(Excerpts from an interface dataset)
-------------------------
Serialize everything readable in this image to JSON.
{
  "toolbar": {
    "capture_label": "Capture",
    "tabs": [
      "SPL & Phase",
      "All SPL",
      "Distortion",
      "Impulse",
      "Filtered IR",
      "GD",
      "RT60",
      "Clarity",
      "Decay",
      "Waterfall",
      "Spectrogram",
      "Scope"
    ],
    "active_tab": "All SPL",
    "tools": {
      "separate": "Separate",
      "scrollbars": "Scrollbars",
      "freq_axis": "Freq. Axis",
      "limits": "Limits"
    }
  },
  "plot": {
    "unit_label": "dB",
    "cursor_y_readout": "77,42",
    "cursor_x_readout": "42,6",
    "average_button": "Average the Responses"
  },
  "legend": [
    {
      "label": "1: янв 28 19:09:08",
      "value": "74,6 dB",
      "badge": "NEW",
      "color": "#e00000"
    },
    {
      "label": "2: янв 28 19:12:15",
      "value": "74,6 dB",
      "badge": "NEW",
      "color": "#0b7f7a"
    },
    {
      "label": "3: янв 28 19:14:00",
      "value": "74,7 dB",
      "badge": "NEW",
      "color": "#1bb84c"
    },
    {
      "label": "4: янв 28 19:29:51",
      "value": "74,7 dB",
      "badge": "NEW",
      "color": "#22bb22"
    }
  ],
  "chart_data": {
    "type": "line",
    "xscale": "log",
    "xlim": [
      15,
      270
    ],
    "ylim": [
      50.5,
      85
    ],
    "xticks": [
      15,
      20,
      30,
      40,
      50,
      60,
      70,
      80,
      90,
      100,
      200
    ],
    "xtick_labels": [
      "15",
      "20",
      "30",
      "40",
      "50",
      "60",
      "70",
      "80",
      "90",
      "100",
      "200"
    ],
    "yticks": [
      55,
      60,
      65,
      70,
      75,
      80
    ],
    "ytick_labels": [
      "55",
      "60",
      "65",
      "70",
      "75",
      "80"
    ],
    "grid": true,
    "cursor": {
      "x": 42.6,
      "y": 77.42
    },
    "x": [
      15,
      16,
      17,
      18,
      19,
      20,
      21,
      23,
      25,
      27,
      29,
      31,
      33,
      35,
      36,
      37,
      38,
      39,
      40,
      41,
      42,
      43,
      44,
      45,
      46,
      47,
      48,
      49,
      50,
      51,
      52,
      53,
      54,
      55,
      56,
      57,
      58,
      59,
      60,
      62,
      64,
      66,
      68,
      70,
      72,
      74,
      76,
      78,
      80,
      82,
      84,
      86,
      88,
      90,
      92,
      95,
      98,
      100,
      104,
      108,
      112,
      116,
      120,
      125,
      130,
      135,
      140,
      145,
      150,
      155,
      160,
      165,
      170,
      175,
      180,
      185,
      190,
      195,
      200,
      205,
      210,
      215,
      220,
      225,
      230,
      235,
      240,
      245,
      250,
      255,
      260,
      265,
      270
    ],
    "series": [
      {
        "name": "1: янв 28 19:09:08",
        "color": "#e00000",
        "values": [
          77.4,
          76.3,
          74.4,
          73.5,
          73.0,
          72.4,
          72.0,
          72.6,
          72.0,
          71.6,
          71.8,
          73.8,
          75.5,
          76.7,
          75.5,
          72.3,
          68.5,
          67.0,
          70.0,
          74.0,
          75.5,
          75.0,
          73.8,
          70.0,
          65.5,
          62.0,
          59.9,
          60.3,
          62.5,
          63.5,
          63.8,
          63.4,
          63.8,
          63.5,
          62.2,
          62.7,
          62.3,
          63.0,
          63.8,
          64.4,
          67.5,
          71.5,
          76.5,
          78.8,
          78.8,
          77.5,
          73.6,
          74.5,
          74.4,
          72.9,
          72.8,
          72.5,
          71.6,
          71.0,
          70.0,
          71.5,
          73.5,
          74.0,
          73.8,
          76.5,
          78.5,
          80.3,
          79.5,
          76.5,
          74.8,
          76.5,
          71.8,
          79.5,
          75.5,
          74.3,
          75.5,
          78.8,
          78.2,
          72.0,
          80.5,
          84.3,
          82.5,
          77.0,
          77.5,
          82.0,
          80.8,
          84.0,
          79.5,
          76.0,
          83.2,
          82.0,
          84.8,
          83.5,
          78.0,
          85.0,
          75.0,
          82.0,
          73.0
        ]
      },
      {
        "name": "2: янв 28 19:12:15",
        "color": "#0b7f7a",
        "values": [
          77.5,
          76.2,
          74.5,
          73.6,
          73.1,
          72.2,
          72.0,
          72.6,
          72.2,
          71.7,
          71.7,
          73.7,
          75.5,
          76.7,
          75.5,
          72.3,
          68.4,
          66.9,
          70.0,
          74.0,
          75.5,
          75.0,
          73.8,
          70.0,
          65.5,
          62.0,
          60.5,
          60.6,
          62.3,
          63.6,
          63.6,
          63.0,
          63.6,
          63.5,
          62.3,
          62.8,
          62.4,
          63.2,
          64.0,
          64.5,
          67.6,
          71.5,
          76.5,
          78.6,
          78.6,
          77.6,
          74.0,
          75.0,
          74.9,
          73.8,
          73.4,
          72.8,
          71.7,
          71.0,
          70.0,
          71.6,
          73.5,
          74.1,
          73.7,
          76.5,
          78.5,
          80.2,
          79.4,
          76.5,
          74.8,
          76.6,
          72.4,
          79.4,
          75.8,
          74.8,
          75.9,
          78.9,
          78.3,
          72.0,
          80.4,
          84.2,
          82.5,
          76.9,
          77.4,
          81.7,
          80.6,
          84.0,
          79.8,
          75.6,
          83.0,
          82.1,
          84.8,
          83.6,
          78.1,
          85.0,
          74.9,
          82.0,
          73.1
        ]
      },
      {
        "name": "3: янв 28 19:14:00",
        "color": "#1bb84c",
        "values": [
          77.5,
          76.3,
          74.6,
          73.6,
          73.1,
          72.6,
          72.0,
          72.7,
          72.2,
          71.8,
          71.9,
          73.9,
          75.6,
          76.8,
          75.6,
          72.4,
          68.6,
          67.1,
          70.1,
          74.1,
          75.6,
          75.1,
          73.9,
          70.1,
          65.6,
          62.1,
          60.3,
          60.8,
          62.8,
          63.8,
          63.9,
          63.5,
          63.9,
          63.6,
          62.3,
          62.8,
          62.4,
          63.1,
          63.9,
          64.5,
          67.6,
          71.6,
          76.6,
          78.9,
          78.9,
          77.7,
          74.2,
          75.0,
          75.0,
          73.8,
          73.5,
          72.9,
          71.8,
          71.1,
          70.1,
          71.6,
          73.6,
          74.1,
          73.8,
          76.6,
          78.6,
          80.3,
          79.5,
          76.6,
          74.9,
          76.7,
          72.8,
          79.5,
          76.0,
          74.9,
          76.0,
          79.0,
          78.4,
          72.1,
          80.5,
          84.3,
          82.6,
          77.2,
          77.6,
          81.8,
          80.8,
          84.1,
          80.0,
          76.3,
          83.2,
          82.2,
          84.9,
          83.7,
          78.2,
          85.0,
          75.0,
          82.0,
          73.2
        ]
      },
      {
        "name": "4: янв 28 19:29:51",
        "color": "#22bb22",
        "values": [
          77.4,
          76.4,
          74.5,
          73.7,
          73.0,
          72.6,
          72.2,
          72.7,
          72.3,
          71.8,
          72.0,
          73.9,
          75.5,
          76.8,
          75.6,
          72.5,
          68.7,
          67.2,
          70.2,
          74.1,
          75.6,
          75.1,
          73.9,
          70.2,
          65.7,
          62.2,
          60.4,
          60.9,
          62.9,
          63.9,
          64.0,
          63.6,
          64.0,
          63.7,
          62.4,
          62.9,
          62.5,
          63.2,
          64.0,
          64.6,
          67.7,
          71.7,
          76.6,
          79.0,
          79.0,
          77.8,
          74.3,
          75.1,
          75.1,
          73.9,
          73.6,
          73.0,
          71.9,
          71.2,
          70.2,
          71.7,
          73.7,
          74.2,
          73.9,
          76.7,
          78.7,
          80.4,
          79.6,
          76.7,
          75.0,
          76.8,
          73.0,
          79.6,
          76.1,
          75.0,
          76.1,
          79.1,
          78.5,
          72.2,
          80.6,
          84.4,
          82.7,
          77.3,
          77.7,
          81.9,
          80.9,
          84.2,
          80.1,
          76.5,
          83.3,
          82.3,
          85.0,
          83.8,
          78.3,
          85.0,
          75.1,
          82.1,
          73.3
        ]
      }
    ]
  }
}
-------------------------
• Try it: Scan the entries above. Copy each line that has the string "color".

• Task output:
      "color": "#e00000"
      "color": "#0b7f7a"
      "color": "#1bb84c"
      "color": "#22bb22"
        "color": "#e00000",
        "color": "#0b7f7a",
        "color": "#1bb84c",
        "color": "#22bb22",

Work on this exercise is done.